“Don’t give an ETF a pass just because it’s non-core,” Iachini said, adding that investors should compare the exotics to one another. As for the choice between higher-yielding junk or equity, he noted that high-yield bond ETFs are equity-like in the way they move. “Investors are hungry for yield, and it gets tougher and tougher to capture yield without taking on risk.”
Meanwhile, ETF provider Global X Funds on March 4 released a study examining the performance and relative volatility of high dividend-paying stocks over time. In “High Dividends: Myth vs. Reality,” Global X reported that dividend-paying stocks repeatedly outperformed non-dividend payers over a period of 10 years.

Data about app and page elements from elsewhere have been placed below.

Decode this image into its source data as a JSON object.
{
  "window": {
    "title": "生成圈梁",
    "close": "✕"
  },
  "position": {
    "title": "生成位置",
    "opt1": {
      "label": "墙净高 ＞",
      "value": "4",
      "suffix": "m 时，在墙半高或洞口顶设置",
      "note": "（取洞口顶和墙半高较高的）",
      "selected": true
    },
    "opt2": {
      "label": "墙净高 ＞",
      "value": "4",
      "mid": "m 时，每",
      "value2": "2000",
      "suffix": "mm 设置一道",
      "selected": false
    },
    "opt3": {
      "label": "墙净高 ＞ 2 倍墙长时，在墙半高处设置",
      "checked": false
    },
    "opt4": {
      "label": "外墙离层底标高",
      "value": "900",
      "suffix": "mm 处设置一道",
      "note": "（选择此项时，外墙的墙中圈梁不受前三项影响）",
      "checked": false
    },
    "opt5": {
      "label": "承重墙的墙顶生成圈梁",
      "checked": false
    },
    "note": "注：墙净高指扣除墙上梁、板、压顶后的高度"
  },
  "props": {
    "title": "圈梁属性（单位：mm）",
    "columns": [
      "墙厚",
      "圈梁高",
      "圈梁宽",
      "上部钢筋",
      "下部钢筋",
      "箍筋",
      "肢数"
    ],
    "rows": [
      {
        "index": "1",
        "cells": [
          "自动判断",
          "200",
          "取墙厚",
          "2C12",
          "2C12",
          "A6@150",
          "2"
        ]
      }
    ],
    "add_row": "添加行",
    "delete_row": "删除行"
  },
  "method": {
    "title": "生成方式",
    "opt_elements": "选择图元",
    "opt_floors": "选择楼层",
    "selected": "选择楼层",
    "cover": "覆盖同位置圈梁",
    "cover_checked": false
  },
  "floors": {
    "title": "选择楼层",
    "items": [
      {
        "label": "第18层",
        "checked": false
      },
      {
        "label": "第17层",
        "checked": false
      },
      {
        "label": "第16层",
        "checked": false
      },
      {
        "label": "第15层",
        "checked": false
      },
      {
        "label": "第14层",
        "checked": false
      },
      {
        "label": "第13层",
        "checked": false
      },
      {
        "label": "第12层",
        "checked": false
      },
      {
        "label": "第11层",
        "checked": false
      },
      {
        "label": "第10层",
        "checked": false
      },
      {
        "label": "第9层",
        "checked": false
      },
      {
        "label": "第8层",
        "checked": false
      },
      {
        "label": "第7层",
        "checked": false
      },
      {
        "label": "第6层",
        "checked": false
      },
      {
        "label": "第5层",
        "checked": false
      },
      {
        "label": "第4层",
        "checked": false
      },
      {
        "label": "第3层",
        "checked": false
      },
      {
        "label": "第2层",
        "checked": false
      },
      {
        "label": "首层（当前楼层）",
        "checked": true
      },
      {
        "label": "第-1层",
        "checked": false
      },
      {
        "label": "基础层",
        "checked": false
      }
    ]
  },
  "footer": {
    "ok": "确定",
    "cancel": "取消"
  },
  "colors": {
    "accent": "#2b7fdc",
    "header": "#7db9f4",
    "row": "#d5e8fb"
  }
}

Go to the next page for a breakdown on yields for the most popular high-dividend ETFs and junk bond ETFs.
“Conventional wisdom holds that higher dividends mean lower performance, but our research shows the exact opposite,” said Bruno del Ama, chief executive of Global X Funds, in a statement. ”We wanted to tackle the issue of dividends head on, and demonstrate to investors that high-yielding global dividend stocks may be an important part of a portfolio.”
The outperformance increases as the dividend yield increases, with the highest return for 10% to 17% dividend payers and the second highest return for dividend payers above 17%, according to the Global X’s study of various risk factors. The risk of dividend-paying stocks was lower than non-dividend paying stocks, and surprisingly, 6% to 10% dividend payers showed similar risk to 0% to 2% and 2% to 6% dividend payers.
“Interestingly, stocks in the dividend range of 10% to 17% are often not included in dividend indexes and funds,” the study concludes. “This lack of interest by the financial community creates a significant opportunity for investors.”